The tumour microenvironment in haematological malignancies
Staff: Dr Yolanda Calle and Dr Maria Teresa Esposito
Dr Yolanda Calle and Dr Maria Teresa Esposito share a research interest in studying the signalling pathways involved in the development and drug resistance of haematological malignancies including Acute Myeloid Leukaemia (AML), Acute Lymphoid Leukaemia (ALL) and multiple myeloma with a particular interest in the role of the tumour microenvironment in these processes.
In their investigations, they use high throughput in vitro models that closely recapitulate the interactions of haematological cancer cells with the tumour microenvironment as well as animal models.
Their teams have complementary expertise that includes:
Dr Maria Teresa Esposito: My long-term goal is to explore and exploit the deregulation of protein phosphorylation as suitable signalling pathways for the identification of new therapies for acute leukemia.
We are currently investigating the contribution of protein phosphorylation to chemotherapy resistance, in particular, to activation of DNA damage repair and aberration of cell cycle regulation. We aim to identify novel therapeutic strategies that could exploit the mechanisms of oncogene addiction and synthetic lethality.
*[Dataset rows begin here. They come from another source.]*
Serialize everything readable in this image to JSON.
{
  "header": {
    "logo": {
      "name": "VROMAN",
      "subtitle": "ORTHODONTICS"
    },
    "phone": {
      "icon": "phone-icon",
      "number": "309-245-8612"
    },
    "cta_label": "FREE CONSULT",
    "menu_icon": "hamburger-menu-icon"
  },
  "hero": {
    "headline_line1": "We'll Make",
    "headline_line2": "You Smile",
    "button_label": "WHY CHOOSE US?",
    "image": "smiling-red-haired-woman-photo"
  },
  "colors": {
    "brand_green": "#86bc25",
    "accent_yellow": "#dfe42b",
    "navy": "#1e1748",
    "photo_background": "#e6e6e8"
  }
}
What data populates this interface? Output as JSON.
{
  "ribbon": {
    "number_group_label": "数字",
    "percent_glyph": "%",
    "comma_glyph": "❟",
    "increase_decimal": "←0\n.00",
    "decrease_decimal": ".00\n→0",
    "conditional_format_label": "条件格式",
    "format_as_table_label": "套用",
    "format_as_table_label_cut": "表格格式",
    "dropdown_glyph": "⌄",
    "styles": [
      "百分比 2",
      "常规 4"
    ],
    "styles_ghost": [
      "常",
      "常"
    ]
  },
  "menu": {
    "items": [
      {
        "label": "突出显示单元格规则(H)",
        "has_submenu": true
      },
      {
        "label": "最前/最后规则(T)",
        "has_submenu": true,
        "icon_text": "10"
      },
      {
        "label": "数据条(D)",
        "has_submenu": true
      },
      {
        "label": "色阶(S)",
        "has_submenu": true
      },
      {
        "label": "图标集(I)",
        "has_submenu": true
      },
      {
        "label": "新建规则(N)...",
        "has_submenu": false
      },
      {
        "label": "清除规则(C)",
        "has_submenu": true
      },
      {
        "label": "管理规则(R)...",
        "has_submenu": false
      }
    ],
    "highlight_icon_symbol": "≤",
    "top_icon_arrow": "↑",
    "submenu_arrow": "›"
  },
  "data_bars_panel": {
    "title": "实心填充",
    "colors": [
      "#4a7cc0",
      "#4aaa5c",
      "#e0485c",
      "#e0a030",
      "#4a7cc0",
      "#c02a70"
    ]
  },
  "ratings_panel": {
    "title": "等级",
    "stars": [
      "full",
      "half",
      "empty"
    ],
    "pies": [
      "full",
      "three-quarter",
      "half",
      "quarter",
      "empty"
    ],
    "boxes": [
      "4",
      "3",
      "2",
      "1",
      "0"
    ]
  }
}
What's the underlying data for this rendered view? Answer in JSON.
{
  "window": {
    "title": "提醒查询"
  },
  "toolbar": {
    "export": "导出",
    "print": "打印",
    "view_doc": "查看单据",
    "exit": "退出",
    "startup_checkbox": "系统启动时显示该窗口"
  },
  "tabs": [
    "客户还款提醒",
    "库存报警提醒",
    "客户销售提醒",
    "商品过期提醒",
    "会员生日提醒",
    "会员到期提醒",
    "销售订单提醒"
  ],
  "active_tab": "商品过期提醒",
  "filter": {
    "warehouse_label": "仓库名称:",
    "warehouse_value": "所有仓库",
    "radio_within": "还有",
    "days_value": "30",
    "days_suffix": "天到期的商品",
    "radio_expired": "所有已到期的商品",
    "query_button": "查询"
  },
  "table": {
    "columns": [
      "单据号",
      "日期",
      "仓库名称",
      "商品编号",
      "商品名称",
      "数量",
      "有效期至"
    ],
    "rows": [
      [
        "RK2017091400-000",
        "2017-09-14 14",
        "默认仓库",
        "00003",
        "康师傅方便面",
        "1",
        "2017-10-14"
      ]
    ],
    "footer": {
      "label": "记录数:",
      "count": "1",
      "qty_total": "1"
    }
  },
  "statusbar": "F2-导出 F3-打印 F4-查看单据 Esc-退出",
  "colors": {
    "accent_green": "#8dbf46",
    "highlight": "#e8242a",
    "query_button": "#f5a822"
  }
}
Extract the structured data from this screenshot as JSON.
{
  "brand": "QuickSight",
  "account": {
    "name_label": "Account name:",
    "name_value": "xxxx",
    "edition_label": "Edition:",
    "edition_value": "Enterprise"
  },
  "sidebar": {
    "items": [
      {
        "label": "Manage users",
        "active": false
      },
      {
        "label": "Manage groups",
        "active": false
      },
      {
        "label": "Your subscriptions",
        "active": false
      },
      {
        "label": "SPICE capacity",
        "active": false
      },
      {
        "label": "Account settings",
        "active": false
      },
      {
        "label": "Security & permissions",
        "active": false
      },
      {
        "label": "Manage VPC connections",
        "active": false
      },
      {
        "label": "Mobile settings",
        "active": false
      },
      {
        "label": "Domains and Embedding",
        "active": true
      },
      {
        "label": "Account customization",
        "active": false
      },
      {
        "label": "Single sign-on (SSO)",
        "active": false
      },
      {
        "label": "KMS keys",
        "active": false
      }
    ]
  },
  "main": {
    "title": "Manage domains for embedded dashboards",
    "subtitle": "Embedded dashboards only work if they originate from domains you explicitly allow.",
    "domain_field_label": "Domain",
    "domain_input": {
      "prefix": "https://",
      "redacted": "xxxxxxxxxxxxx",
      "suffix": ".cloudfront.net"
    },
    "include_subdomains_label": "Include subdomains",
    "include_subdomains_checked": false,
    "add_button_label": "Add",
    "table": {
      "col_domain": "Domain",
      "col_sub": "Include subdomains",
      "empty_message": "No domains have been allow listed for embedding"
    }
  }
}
Dr Yolanda Calle: We aim to identify the key signalling pathways that facilitate cell adhesion of cancer cells to the cytoprotective and immunosuppressive tumour microenvironment as well as the invasive migration of cancer cells to form new distant tumour foci. These interactions are key for tumour progression and response to therapy. Our final goal is to identify new therapeutic interventions to overcome relapse and resistance in cancer with our focus on haematological malignancies including AML and multiple myeloma.
This program of research has received funding from Leuka (now Leukaemia UK), CRT-CRUK and the British Society of Haematology.